A higher-order function is a function that take another function as its argument. For instance, the following defined function rtfind is a higher-order one:

fun rtfind (f: int -> int): int = let fun loop ( f: int -> int, n: int ) : int = if f(n) = 0 then n else loop (f, n+1) // end of [loop] in loop (f, 0) end // end of [rtfind]

Higher-order functions can greatly facilitate code reuse, and I now present a simple example to illustrate this point. The following defined functions sum and prod compute the sum and product of the integers ranging from 1 to a given natural number, respectively:

fun sum (n: int): int = if n > 0 then sum (n-1) + n else 0 fun prod (n: int): int = if n > 0 then prod (n-1) * n else 1

// fun ifold (n: int, f: (int, int) -> int, ini: int): int = if n > 0 then f (ifold (n-1, f, ini), n) else ini // fun sum (n: int): int = ifold (n, lam (res, x) => res + x, 0) fun prod (n: int): int = ifold (n, lam (res, x) => res * x, 1) //

fun sqrmodsum (n: int, d: int): int = ifold (n, lam (res, x) => if x mod d = 0 then res + x * x else res, 0) // end of [sqrmodsum]

// fun ifold2 ( n: int, f: (int, int) -<cloref1> int, ini: int ) : int = if n > 0 then f (ifold2 (n-1, f, ini), n) else ini // end of [ifold2] // fun sqrmodsum (n: int, d: int): int = ifold2 (n, lam (res, x) => if x mod d then res + x * x else res, 0) // end of [sqrmodsum] //
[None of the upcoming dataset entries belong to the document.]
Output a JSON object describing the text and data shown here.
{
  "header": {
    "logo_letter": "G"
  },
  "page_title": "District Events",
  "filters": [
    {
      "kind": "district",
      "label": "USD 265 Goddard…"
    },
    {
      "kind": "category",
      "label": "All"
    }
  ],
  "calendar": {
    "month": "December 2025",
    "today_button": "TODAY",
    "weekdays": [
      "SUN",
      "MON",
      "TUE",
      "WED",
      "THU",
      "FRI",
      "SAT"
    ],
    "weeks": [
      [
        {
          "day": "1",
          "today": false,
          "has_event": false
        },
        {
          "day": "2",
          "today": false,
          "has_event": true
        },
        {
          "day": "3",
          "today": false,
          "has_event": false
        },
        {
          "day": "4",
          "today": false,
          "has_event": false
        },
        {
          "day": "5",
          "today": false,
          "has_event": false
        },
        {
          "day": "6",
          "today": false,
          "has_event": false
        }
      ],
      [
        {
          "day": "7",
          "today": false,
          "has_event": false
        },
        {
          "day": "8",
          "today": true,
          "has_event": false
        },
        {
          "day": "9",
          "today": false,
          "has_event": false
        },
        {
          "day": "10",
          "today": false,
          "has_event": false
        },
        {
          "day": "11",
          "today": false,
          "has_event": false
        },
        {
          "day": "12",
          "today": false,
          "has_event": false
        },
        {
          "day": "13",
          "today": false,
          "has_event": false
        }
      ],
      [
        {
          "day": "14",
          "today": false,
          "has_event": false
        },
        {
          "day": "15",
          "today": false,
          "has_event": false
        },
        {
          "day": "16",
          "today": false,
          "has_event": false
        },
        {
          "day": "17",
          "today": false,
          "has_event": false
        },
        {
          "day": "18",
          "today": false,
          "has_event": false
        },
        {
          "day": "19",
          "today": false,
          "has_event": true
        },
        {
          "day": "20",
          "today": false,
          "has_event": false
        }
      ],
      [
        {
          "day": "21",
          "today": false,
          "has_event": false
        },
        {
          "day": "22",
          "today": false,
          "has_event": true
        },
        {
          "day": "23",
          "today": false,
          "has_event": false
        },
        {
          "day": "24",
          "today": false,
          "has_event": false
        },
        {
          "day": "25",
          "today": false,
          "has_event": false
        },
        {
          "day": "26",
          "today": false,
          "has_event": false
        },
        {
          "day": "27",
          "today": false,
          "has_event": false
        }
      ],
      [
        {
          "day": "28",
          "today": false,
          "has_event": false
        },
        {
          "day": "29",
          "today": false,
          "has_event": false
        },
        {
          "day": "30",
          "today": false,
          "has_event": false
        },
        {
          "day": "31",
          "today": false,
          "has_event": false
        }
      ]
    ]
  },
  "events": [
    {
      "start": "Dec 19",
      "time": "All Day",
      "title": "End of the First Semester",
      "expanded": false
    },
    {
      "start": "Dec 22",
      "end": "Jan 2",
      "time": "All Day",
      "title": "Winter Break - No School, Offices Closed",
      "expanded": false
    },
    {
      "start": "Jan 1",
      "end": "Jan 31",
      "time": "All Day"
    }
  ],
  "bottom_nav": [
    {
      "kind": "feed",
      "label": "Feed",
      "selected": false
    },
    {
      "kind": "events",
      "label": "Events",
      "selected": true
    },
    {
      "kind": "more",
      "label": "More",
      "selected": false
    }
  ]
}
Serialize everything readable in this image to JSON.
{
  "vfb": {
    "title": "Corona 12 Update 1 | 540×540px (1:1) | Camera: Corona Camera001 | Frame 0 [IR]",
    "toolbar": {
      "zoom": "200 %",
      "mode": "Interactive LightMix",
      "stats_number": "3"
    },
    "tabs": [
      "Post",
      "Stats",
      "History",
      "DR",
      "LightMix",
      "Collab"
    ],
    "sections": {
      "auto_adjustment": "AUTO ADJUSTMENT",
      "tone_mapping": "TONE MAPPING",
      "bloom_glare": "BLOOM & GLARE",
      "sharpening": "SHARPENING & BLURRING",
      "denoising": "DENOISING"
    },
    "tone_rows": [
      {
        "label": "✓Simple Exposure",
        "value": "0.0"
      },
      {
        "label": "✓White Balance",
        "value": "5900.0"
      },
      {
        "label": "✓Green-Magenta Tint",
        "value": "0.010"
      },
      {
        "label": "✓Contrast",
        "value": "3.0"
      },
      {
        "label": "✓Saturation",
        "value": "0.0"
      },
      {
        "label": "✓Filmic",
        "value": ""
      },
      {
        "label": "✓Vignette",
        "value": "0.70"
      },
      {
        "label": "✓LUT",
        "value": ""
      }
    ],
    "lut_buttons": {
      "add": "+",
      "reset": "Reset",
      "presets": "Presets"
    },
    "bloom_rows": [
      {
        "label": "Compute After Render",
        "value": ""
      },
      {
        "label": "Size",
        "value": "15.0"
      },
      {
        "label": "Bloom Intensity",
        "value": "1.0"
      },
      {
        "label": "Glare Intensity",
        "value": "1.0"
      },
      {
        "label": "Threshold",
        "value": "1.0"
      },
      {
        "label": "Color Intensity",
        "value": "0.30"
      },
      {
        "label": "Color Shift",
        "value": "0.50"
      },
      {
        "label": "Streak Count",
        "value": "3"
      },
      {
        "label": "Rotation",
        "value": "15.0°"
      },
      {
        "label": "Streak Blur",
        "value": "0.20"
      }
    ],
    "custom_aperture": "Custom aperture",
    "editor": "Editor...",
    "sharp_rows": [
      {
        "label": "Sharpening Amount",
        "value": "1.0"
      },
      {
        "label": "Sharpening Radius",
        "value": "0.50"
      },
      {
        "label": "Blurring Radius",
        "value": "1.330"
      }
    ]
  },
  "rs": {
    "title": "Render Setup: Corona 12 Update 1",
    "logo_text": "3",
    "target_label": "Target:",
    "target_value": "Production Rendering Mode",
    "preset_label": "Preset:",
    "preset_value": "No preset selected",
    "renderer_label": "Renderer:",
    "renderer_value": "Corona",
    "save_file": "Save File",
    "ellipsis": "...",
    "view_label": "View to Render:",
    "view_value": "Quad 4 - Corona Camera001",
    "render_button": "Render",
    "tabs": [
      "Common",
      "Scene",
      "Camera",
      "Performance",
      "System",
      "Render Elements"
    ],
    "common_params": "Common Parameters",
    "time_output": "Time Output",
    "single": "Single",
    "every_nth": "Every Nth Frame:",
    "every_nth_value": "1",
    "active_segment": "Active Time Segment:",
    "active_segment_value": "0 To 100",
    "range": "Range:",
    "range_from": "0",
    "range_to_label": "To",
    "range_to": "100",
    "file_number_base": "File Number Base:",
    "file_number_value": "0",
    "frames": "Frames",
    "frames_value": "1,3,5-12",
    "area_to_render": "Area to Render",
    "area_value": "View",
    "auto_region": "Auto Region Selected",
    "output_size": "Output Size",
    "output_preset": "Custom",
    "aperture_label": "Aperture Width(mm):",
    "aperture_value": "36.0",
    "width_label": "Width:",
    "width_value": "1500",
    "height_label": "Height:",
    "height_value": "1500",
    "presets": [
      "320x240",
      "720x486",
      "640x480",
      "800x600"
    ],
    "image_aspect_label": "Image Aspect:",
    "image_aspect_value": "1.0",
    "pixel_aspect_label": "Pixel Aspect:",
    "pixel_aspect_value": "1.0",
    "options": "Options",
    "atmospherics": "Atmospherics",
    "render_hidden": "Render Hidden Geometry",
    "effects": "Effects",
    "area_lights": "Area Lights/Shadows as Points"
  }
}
As more features of ATS are introduced, higher-order functions will become even more effective in facilitating code reuse.